Broncos OC Mike McCoy: 'I can make any of our quarterbacks better'

ENGLEWOOD, Colo. -- Of all the things Mike McCoy has said since he returned as Denver Broncos offensive coordinator, his comment about working with quarterbacks is rock solid.

"I've worked with all kinds of quarterbacks. I think we can make an offense that works for all our quarterbacks," McCoy said. "... I think I can make any of our quarterbacks better and adjust to what they do best."

McCoy, the former San Diego Chargers head coach, has indeed "worked with all kinds of quarterbacks." This is the guy, after all -- with the help of current Miami Dolphins coach Adam Gase -- who took apart a traditional pro offense in a week to install an option-based attack for Tim Tebow in 2011.

After the 2011 season ended with that option-based attack cratering in a blowout loss to the New England Patriots in the divisional round, the Broncos signed Peyton Manning. In that overhaul, McCoy and Gase went from an option-based run offense to a no-huddle attack with Manning taking snaps out of the shotgun.

Former Broncos coach John Fox joked: "We wanted to see if we could go all the way from one side of the deal on offense, all the way over to the other."

McCoy can, and will, work with any quarterback the Broncos put behind center. And that flexibility, that versatility, is something McCoy has emphasized since his arrival for his second stint with the Broncos -- he served as Denver offensive coordinator from 2009 to 2012.

"This is going to be a very player-friendly system," McCoy has said. "I think that is one thing we have always done. ... I think we're always going to try and do what the players do best."

The proof will always be in their actions in free agency, but the Broncos, from general manager John Elway to coach Vance Joseph to McCoy, have said the plan is to pick Trevor Siemian or Paxton Lynch to be the team's starting quarterback next season.

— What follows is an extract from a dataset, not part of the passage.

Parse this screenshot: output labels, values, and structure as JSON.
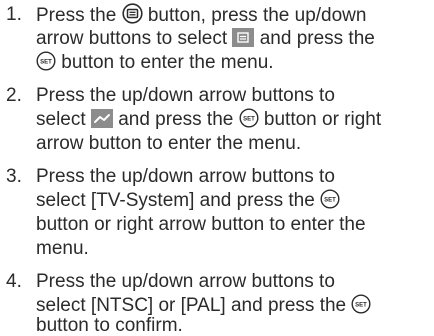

Siemian and Lynch will work in the same playbook, but they are different players with different levels of experience in NFL offenses and different physical skills. Former Broncos coach Gary Kubiak, who picked Siemian as the team's starter last season, saw him as more NFL-ready. He believed he has the ability to handle "a ton of information" for quicker decision-making and a better ability to throw the ball on time.

But Kubiak also saw Lynch's physical abilities and size as assets. Kubiak said earlier this month the learning curve remains a little steeper for Lynch, who did not call plays, use many audibles, play under center or work out of a huddle at the University of Memphis.

That means McCoy and quarterbacks coach Bill Musgrave will have to adjust for each player. Musgrave, who was the Oakland Raiders' offensive coordinator last season and who hired McCoy for his first job as an NFL assistant in Carolina, is another former playcaller.

Joseph has said a major key to the Broncos' potential success will be how McCoy and Musgrave, who have both called plays before, work together. Broncos tight ends coach Geep Chryst also has called plays previously.

Asked if he hoped there was some creative tension between McCoy and Musgrave, Joseph said: "I hope so. That tension is always good tension.

"They've all called plays. So that's exciting for us. But with those personalities, it won't be an issue ... [Musgrave] called plays for a playoff team a year ago and he's been great with young quarterbacks. Mike mentioned it -- he kind of broke Mike into the business, so having that relationship between those two guys, it's going to be awesome for us to have all those minds come into one game plan each week. It's going to be important."

McCoy did not call plays in his four seasons as the Chargers' head coach (2013-16), but he said he has a "burning desire" to call plays with Denver. He also promised to call for input with the intention of making it work for the quarterbacks.

"For four years, I've kind of missed that," McCoy said. "I'm excited to get back in this and call plays. I think a great thing about my job is the staff we've put together. ... I think these coaches are going to learn that I talk a little bit more on the headsets on game day. I'm going to ask for a lot of input."